* [Instructions for the task] Lines below that include the word "content" should each be copied.
Dataset records Start Marker
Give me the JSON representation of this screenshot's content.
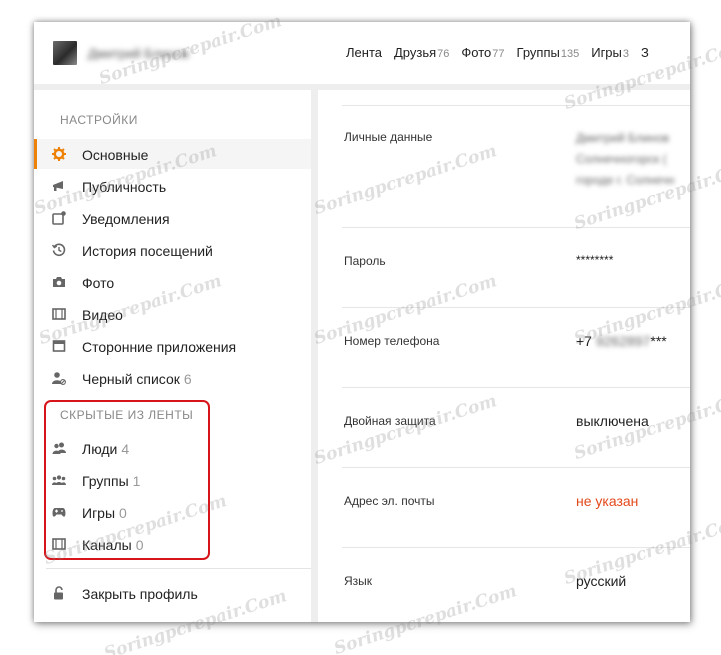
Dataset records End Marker
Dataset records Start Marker
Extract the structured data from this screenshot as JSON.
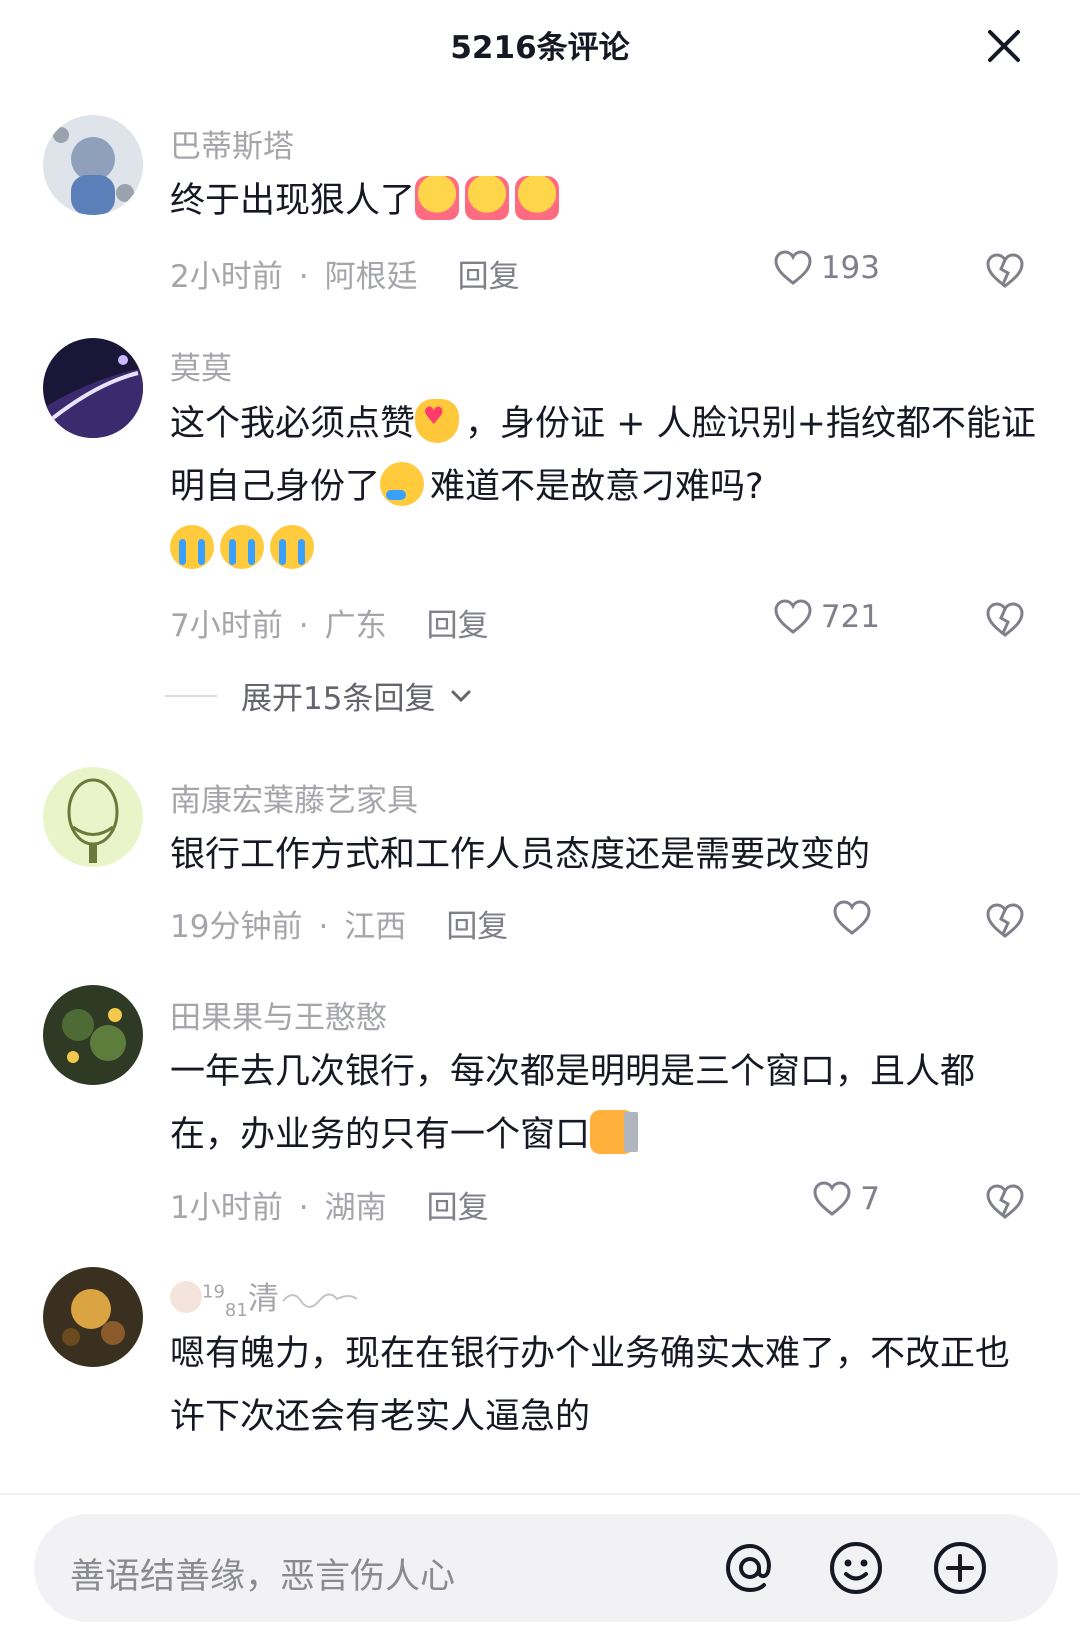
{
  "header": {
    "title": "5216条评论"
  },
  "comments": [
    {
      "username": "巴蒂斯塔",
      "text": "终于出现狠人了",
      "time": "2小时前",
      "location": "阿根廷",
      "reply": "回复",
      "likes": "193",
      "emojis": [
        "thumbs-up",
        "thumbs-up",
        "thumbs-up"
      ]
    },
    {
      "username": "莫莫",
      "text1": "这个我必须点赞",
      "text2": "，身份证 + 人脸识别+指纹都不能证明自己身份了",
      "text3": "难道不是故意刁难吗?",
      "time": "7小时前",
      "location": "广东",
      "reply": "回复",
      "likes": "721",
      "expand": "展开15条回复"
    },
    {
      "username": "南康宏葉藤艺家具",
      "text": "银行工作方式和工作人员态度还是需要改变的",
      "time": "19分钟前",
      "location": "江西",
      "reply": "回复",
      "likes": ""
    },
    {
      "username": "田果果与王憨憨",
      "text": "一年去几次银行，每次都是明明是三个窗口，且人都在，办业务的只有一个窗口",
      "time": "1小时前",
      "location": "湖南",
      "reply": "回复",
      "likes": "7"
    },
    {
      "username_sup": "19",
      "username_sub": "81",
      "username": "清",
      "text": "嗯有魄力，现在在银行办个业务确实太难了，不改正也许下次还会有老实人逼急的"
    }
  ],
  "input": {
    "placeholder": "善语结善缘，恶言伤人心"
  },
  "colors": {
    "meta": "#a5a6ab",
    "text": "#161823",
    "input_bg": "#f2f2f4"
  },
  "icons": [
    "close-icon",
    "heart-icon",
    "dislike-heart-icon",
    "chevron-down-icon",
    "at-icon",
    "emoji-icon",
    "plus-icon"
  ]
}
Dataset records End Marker
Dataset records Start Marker
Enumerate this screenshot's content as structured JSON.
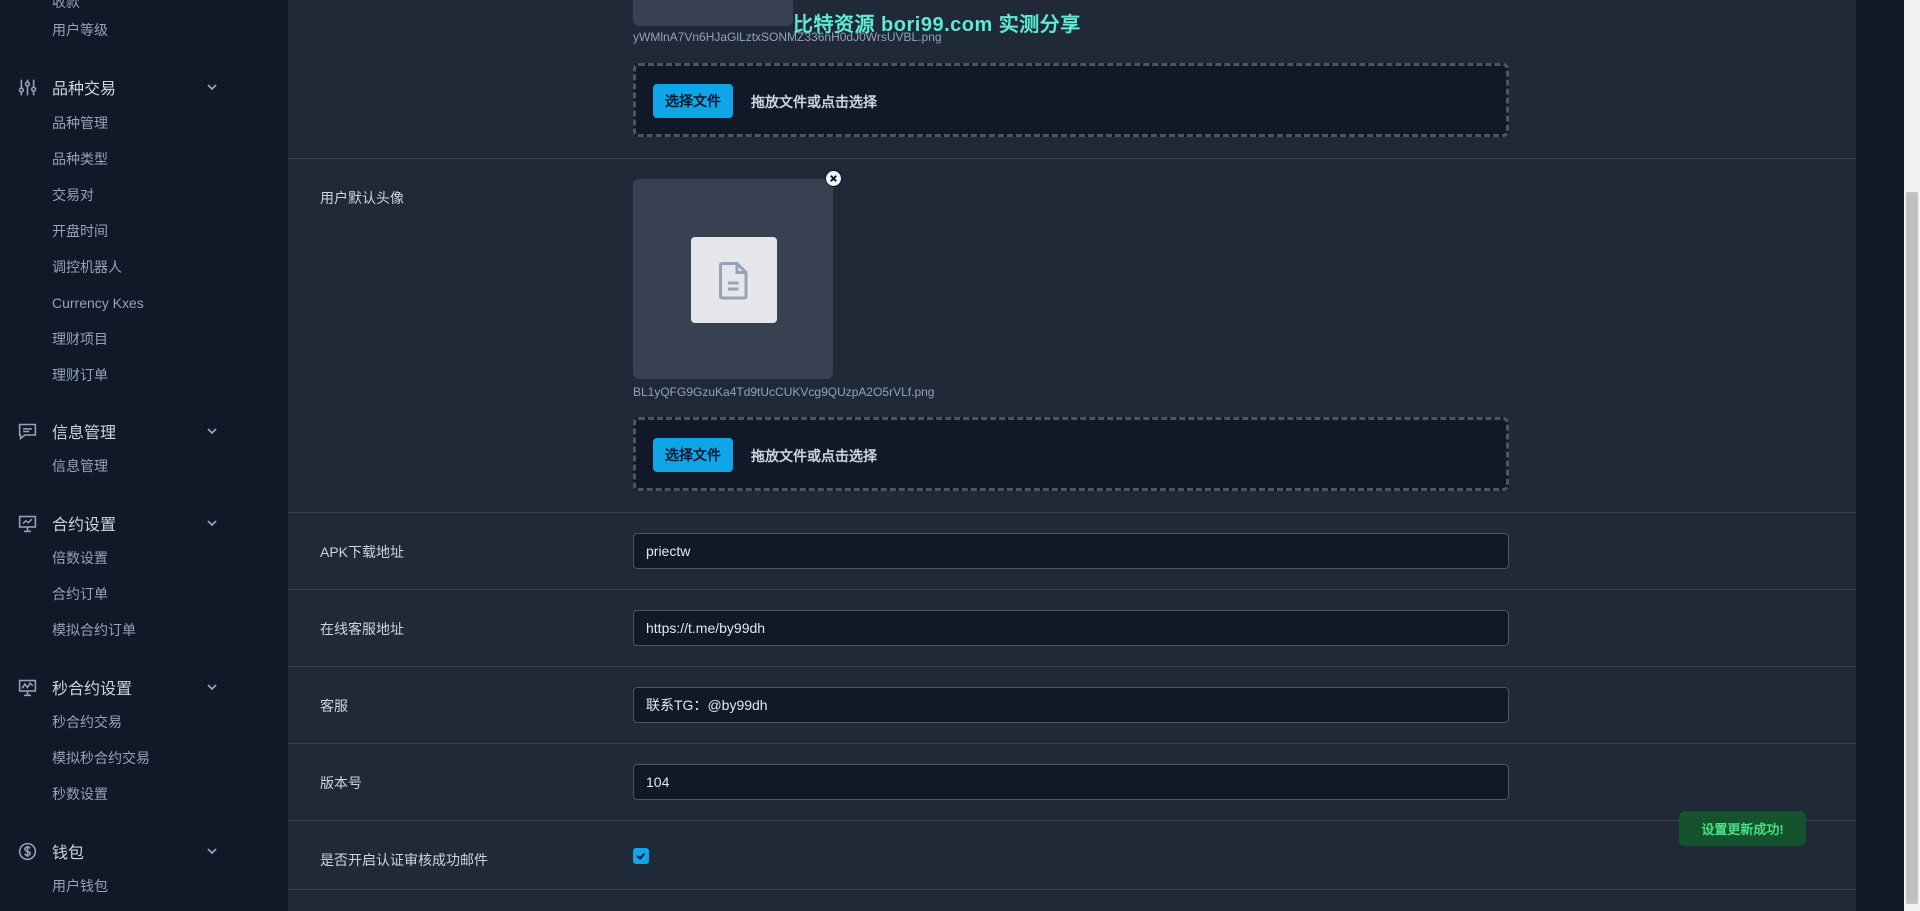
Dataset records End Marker
* [Task output]
Give me the JSON representation of this screenshot's content.
Enumerate this screenshot's content as structured JSON.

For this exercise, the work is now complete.